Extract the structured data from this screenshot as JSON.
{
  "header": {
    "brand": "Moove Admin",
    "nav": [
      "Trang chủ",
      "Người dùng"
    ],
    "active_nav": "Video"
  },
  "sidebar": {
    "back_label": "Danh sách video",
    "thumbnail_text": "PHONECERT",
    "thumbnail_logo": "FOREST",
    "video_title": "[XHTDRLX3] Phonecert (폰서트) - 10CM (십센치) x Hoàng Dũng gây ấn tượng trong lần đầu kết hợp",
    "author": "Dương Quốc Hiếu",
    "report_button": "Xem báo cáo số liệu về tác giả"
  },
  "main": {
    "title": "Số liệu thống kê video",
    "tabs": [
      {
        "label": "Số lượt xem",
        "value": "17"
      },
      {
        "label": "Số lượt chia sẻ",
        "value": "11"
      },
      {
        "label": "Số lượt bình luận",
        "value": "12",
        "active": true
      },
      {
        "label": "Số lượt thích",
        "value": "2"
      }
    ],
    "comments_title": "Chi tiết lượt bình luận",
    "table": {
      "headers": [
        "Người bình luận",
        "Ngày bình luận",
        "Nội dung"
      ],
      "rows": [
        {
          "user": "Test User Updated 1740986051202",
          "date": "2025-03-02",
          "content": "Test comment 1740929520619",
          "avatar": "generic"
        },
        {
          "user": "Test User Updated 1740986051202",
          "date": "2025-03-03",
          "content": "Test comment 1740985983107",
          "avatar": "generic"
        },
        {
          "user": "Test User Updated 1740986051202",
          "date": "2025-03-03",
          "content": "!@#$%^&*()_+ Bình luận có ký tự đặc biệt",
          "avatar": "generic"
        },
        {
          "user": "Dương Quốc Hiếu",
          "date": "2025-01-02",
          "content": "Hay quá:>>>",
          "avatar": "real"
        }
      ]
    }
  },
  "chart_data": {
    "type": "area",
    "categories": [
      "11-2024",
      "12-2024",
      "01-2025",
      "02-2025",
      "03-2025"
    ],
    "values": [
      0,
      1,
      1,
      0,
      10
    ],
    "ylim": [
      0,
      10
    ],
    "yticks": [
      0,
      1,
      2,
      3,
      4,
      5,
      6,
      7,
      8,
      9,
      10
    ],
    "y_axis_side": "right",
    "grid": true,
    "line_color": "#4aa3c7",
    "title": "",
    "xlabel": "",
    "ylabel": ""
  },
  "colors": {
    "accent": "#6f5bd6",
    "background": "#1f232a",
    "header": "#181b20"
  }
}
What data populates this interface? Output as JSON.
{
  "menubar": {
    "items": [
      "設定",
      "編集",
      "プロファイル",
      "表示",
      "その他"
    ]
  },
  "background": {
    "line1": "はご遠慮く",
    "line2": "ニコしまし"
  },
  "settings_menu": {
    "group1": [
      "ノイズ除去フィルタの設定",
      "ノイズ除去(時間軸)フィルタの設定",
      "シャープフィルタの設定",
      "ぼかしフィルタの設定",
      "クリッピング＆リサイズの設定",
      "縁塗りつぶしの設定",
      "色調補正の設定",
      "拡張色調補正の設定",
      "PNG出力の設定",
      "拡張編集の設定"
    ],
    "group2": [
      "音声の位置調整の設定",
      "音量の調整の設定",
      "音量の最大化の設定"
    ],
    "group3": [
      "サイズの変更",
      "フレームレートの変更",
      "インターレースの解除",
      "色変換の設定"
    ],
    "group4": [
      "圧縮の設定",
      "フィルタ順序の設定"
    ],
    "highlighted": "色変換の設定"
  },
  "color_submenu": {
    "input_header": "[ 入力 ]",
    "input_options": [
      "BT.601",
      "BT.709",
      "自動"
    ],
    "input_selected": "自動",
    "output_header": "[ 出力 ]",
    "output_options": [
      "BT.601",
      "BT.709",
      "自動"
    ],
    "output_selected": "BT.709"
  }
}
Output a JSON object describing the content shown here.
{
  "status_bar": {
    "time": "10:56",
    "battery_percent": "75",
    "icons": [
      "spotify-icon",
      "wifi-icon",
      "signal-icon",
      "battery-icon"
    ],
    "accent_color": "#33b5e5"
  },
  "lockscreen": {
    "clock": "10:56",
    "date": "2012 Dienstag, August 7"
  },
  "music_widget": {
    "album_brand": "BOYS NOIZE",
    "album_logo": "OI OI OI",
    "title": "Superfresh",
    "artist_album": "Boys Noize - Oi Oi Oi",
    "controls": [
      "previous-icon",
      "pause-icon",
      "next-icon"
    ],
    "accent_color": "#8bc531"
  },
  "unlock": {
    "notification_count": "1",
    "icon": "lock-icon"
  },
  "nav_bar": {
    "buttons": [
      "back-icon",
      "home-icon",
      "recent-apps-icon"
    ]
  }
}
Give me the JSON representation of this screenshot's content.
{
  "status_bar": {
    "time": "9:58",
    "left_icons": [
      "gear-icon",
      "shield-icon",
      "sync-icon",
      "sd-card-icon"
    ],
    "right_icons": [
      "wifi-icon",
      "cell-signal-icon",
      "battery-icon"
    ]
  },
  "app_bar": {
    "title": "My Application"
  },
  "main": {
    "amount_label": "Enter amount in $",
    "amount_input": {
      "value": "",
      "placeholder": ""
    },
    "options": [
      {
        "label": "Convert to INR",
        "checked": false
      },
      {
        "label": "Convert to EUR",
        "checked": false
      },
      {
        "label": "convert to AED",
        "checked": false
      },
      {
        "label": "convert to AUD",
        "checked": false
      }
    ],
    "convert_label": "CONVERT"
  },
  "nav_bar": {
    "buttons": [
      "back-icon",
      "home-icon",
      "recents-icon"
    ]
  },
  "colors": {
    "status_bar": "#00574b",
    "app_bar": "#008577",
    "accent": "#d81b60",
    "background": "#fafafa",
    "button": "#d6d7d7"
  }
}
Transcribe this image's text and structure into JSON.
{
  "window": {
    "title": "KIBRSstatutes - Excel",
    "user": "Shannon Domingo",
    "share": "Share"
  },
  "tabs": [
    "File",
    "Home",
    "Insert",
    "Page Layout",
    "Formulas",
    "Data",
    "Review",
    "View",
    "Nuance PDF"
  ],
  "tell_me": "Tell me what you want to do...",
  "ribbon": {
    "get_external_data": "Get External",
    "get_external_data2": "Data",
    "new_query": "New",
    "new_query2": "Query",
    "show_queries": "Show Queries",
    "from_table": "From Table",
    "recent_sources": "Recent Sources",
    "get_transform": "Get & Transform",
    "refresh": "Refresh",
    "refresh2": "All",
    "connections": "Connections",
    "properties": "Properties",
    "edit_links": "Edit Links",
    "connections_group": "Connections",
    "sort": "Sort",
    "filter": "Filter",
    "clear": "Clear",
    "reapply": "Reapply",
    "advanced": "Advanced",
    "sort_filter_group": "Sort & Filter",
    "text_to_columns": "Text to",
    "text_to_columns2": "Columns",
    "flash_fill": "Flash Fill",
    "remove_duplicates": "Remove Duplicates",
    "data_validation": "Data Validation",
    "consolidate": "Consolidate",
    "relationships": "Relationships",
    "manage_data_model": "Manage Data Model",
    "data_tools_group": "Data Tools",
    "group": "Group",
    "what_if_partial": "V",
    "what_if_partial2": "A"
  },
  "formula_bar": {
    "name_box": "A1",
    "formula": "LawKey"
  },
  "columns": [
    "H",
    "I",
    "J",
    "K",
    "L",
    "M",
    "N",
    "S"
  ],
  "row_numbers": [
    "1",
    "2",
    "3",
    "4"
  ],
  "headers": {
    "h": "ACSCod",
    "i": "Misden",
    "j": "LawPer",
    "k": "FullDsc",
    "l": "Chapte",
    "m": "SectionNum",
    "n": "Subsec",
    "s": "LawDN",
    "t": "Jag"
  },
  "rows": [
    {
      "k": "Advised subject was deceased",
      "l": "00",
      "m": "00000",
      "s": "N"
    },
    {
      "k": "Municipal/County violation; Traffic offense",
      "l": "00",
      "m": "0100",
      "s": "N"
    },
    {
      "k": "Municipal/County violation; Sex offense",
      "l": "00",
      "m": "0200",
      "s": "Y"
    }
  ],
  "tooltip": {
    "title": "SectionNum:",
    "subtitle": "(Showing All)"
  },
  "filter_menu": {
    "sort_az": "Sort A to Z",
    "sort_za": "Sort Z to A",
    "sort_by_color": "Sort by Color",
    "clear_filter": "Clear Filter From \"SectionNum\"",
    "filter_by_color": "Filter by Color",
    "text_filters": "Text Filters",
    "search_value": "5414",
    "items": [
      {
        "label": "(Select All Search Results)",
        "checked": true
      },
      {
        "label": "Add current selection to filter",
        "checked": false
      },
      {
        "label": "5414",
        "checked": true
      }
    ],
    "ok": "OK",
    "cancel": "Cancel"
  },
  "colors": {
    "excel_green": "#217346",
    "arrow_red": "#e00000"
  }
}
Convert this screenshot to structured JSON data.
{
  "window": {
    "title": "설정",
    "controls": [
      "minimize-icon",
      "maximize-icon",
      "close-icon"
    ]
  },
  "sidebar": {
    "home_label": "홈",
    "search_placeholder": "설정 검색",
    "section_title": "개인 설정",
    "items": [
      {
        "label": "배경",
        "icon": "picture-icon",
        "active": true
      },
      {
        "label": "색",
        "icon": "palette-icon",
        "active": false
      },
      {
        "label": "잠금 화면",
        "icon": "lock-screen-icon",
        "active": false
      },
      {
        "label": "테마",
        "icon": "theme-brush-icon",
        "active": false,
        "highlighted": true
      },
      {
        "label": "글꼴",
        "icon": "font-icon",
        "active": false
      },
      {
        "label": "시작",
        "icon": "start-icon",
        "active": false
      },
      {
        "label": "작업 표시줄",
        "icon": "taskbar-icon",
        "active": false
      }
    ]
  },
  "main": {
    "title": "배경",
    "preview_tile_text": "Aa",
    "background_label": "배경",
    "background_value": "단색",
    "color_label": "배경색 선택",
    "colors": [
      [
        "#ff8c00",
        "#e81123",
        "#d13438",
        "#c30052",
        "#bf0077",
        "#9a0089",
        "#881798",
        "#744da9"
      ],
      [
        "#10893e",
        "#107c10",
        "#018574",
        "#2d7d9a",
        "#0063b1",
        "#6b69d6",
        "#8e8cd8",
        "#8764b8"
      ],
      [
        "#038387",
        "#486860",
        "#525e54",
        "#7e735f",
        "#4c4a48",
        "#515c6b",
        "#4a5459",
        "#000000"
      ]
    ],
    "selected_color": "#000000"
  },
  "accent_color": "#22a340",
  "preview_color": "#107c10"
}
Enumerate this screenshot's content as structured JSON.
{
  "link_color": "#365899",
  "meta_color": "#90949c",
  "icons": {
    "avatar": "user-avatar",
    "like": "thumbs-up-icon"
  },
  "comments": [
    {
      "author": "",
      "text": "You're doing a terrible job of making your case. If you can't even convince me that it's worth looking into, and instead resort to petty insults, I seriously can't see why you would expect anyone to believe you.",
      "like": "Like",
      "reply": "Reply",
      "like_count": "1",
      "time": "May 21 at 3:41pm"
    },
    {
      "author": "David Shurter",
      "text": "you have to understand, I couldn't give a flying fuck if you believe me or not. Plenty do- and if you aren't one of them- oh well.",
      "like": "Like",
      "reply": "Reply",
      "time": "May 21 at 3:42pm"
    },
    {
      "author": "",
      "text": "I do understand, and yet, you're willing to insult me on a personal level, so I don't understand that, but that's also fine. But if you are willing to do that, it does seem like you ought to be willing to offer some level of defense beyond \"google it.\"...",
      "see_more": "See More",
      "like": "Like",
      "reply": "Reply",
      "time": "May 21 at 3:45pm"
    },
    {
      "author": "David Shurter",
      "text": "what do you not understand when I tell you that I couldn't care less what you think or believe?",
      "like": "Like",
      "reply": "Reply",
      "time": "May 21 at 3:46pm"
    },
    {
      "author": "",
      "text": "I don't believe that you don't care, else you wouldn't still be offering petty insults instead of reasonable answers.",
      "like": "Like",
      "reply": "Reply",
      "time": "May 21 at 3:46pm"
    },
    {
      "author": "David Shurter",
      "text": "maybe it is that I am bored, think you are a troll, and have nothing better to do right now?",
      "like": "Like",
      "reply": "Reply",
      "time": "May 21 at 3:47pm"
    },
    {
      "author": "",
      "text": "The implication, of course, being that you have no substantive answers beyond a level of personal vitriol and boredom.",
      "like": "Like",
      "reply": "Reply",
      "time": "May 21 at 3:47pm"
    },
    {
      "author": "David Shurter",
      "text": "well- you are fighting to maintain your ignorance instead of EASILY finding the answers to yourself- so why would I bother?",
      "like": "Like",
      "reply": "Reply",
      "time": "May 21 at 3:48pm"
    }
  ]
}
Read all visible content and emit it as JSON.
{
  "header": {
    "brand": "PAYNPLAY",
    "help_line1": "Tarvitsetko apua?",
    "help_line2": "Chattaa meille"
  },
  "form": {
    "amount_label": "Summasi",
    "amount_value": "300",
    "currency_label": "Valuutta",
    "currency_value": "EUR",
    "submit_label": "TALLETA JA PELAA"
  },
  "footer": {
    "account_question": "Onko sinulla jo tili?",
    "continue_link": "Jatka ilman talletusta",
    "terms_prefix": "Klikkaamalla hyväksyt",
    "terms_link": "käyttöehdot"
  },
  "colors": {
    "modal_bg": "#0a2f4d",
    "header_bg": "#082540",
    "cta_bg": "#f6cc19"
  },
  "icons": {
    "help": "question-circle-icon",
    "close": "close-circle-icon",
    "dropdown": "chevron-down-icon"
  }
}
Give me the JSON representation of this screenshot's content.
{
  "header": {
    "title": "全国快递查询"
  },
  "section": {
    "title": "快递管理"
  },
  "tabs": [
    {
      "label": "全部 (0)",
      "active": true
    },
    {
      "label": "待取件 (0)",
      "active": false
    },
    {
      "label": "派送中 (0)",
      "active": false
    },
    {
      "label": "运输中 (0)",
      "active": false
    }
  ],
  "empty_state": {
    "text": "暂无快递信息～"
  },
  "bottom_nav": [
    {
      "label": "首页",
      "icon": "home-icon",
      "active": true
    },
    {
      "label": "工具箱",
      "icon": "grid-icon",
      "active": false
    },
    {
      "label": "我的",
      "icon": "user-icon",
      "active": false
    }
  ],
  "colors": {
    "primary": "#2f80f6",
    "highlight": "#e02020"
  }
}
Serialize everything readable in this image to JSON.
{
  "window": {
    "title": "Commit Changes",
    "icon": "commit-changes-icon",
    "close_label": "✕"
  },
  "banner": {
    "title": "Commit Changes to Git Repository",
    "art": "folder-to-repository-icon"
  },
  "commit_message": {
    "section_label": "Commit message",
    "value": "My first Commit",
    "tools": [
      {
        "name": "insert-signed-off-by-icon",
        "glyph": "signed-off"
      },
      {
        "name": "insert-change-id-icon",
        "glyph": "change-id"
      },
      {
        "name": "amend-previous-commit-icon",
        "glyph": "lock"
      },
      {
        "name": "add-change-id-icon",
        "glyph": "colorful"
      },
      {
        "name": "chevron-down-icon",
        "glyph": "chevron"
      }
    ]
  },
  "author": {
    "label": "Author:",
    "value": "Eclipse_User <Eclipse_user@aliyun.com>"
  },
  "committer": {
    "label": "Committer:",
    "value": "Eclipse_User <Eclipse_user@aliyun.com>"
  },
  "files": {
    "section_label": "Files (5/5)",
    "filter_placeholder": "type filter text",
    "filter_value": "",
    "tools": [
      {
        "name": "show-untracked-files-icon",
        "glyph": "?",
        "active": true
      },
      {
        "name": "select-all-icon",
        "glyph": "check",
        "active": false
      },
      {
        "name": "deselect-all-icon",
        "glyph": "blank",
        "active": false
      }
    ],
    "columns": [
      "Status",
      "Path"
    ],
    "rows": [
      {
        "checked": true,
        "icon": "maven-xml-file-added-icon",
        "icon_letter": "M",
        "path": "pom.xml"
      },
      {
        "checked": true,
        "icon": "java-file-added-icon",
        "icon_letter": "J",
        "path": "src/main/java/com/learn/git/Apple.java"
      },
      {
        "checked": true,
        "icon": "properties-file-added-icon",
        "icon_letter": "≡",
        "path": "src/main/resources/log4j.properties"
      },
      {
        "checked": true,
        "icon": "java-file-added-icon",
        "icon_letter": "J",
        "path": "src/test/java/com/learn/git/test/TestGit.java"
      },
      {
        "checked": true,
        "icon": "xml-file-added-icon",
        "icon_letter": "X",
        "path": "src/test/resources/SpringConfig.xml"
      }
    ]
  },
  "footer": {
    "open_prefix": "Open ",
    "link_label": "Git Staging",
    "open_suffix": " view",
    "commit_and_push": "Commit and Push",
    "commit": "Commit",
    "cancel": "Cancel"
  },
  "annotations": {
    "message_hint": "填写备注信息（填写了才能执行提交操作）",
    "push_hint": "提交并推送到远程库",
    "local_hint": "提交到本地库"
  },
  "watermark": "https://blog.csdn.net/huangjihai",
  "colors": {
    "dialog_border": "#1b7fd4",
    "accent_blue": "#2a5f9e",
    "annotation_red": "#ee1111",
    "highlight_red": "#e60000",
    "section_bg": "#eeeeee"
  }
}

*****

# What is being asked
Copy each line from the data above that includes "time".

# Solution for this problem
    "time": "10:56",
    "time": "9:58",
      "time": "May 21 at 3:41pm"
      "time": "May 21 at 3:42pm"
      "time": "May 21 at 3:45pm"
      "time": "May 21 at 3:46pm"
      "time": "May 21 at 3:46pm"
      "time": "May 21 at 3:47pm"
      "time": "May 21 at 3:47pm"
      "time": "May 21 at 3:48pm"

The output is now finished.